Carnegie Mellon University

African and African American Studies Minor

Edda Fields-Black, Associate Professor of History, Faculty Advisor

The African and African American Studies minor exposes Carnegie Mellon students to the following regions: sub-Saharan Africa, the Americas, and the Caribbean and the early modern, modern, and contemporary time periods.  Broad geographic coverage and a comparative framework encourage students to make connections between Africa and the African Diaspora, as well as among Diasporan communities.  The minor offers undergraduate students the opportunity to undertake an empirical and theoretical examination of the cultural, political, social, and historical experiences of Africans and people of African descent.  This unique minor brings together six departments (History, English, Modern Languages, Social and Decision Sciences, Art, and Music) and two colleges (Dietrich College of Humanities and Social Sciences and College of Fine Arts) within the university and allows students to develop analytical skills particular to the arts, humanities, social sciences, public policy, and management. The African and African American Studies minor is also designed to enable students a considerable degree of freedom in their choice of electives and independent research projects, including opportunities to study and conduct research in a relevant foreign language.

The minor is composed of fifty-four units—two core courses (eighteen units) and four elective courses (thirty-six units). The elective courses must include one project course.  Students may take an additional two core courses as electives, but not more than four total courses.  Students must take courses in at least two of the four regions (African, African American, Latin American, and the Caribbean) between their core and elective courses.

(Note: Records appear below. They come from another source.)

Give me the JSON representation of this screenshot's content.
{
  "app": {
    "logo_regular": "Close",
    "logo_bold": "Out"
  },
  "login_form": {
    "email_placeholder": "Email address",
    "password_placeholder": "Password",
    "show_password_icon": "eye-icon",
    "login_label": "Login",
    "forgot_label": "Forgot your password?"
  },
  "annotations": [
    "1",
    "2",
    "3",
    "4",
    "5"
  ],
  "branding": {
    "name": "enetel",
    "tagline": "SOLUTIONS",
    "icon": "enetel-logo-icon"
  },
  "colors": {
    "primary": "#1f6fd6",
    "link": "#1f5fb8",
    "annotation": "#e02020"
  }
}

Since the inception of the African and African-American Studies Minor in 2008, six students have completed the minor.  Two additional students who have declared the AAAS Minor are scheduled to graduate in Spring 2015 and Spring 2016.   The minors who have graduated to date have completed majors in Business (1), Economics (1), Ethics History and Public Policy (1), History (1), International Relations (1 additional major), Policy Management (1), Political Science (1).  During their tenure at CMU, two AAAS Minors, Rotimi Abimbola and Godwina Titus, had inspiring summer study abroad experiences to the African continent. Timi spent two summers in two different countries in Africa.  In 2008, Timi conducted a self-designed internship in Ghana; in 2009, she worked with CMU’s own TechBridge World in Tanzania.  In 2012 and 2009, Godwina Titus and Behest Heidary respectively won The John Hope Franklin Award for Distinguished Academic Achievement in African and African-American History given by the History Department.  Behest matriculated to law school.  AAAS minors are making promising careers in public history (Dionti Davis), undergraduate admissions (Godwina Titus), management consulting (Rotimi Abimbola), global marketing (Brianna Agyemang), and corporate law (Behest Heidary).  Jessica Wallach, one of the two Minors who will graduate in Spring 2016 has declared the first self-defined African Studies major.  Jessica is also writing an honors’ thesis on agriculture and women in West and East Africa.

The AAAS Minor is Carnegie Mellon’s Center for Africanamerican Urban Studies & the Economy (C.A.U.S.E.’s) undergraduate initiative.  Since 2008, CAUSE has helped to create community for undergraduates and supported undergraduate education through the AAAS Minor.  The Faculty Advisor of the AAAS Minor has served as the Faculty Advisor of SPIRIT (the African-American students’ organization), YALA (the African students’ organization), and DSO (a student organization devoted to global development).  In support of the AAAS Minor, CAUSE has provided funding for SPIRIT’s Brain Bowl (a Black history game show) and YALA mixers.